The book takes us to London in 1946 and introduces us to Miss Iris Sparks and Mrs. Gwen Bainbridge, two women looking for fresh starts in the after math of the war. Even though they are little more than acquaintances, they join together to form The Right Sort Marriage Bureau to help those who are looking to move forward and find some happiness now that the war is over. Essentially, they are working as professional match makers. They’ve only been opened a few months, but they have made several successful matches.
They think they are off to a good start for their latest client until she is found murdered and her potential match is arrested for the crime. When word gets out, their reputations take a hit, both professionally and personally, something they can’t afford to have happen. Can they clear their client of the crime and restore their reputations in the bargain?
I will admit, it took me a while to get into the book. While it is nice that we don’t get a lot of exposition at the beginning, I still didn’t quite feel like I knew who Miss Sparks and Mrs. Bainbridge were until I was a little ways in. Meanwhile, it seemed to take a bit for the mystery to truly get going. I also didn’t care for Miss Sparks at first.
However, once I got into the book, I was hooked. The mystery was great, with some twists that surprised me and a suspenseful yet logical climax.
As we get to know the main characters, we also get some strong sub-plots involving them. By the time those truly kicked into high gear, I had grown to really care for both of them, so I was fully invested, with these sub-plots keeping me just as invested as I was in the main mystery.
The further we got into the book, the more Miss Sparks and Mrs. Bainbridge became solid characters, helped by those sub-plots. I could also feel their friendship solidifying and watch them growing. I’m anxious to see where things will go for them next.
I was expecting to feel like I was back in 1946, and I wasn’t disappointed. With my American view of the war and it’s after math, I hadn’t really thought about the picture this book painted of that year for those who lived in London. I appreciated being able to get a glimpse of it.
But what I wasn’t expecting was the humor. The further into the book I got, the more I was laughing at the character interactions and the situations they were facing. This makes the more serious moments hit that much harder.

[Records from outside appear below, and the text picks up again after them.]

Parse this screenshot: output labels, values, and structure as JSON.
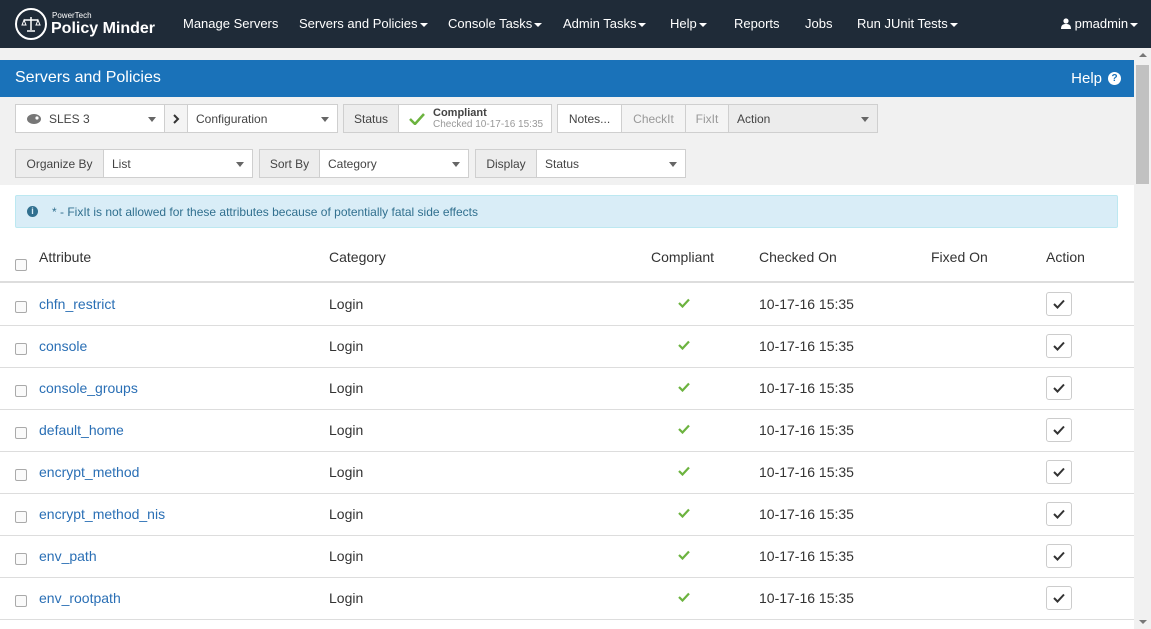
{
  "brand": {
    "small": "PowerTech",
    "name": "Policy Minder"
  },
  "nav": {
    "manage_servers": "Manage Servers",
    "servers_policies": "Servers and Policies",
    "console_tasks": "Console Tasks",
    "admin_tasks": "Admin Tasks",
    "help": "Help",
    "reports": "Reports",
    "jobs": "Jobs",
    "junit": "Run JUnit Tests",
    "user": "pmadmin"
  },
  "panel": {
    "title": "Servers and Policies",
    "help": "Help"
  },
  "toolbar": {
    "server": "SLES 3",
    "view": "Configuration",
    "status_label": "Status",
    "status_value": "Compliant",
    "status_checked": "Checked 10-17-16 15:35",
    "notes": "Notes...",
    "checkit": "CheckIt",
    "fixit": "FixIt",
    "action": "Action"
  },
  "filters": {
    "organize_label": "Organize By",
    "organize_value": "List",
    "sort_label": "Sort By",
    "sort_value": "Category",
    "display_label": "Display",
    "display_value": "Status"
  },
  "info": "* - FixIt is not allowed for these attributes because of potentially fatal side effects",
  "table": {
    "headers": {
      "attribute": "Attribute",
      "category": "Category",
      "compliant": "Compliant",
      "checked_on": "Checked On",
      "fixed_on": "Fixed On",
      "action": "Action"
    },
    "rows": [
      {
        "attribute": "chfn_restrict",
        "category": "Login",
        "checked_on": "10-17-16 15:35",
        "fixed_on": ""
      },
      {
        "attribute": "console",
        "category": "Login",
        "checked_on": "10-17-16 15:35",
        "fixed_on": ""
      },
      {
        "attribute": "console_groups",
        "category": "Login",
        "checked_on": "10-17-16 15:35",
        "fixed_on": ""
      },
      {
        "attribute": "default_home",
        "category": "Login",
        "checked_on": "10-17-16 15:35",
        "fixed_on": ""
      },
      {
        "attribute": "encrypt_method",
        "category": "Login",
        "checked_on": "10-17-16 15:35",
        "fixed_on": ""
      },
      {
        "attribute": "encrypt_method_nis",
        "category": "Login",
        "checked_on": "10-17-16 15:35",
        "fixed_on": ""
      },
      {
        "attribute": "env_path",
        "category": "Login",
        "checked_on": "10-17-16 15:35",
        "fixed_on": ""
      },
      {
        "attribute": "env_rootpath",
        "category": "Login",
        "checked_on": "10-17-16 15:35",
        "fixed_on": ""
      }
    ]
  },
  "colors": {
    "navbar": "#1f2b38",
    "header": "#1a72b9",
    "link": "#2a6fb5",
    "compliant": "#6cb33f"
  }
}
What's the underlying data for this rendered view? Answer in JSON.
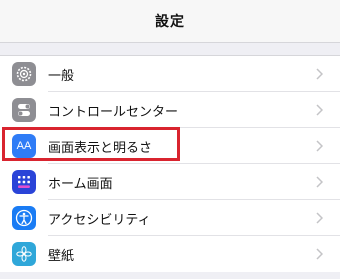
{
  "nav": {
    "title": "設定"
  },
  "settings": {
    "items": [
      {
        "label": "一般",
        "icon": "gear-icon",
        "color": "#8e8e93"
      },
      {
        "label": "コントロールセンター",
        "icon": "toggles-icon",
        "color": "#8e8e93"
      },
      {
        "label": "画面表示と明るさ",
        "icon": "text-size-icon",
        "color": "#2f7cf6"
      },
      {
        "label": "ホーム画面",
        "icon": "app-grid-icon",
        "color": "#2a44d8"
      },
      {
        "label": "アクセシビリティ",
        "icon": "accessibility-icon",
        "color": "#1a7cf4"
      },
      {
        "label": "壁紙",
        "icon": "flower-icon",
        "color": "#2fa7d9"
      }
    ]
  },
  "icon_text": {
    "display": "AA"
  },
  "highlight_color": "#d9242f"
}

For me, this book was more in the traditional camp based on some mild content. As long as you keep that in mind going in, you’ll be fine.
I will be back to find out what happens to these characters next. Anyone looking for a fun mystery set in the after math of World War II will be glad they picked up The Right Sort of Man.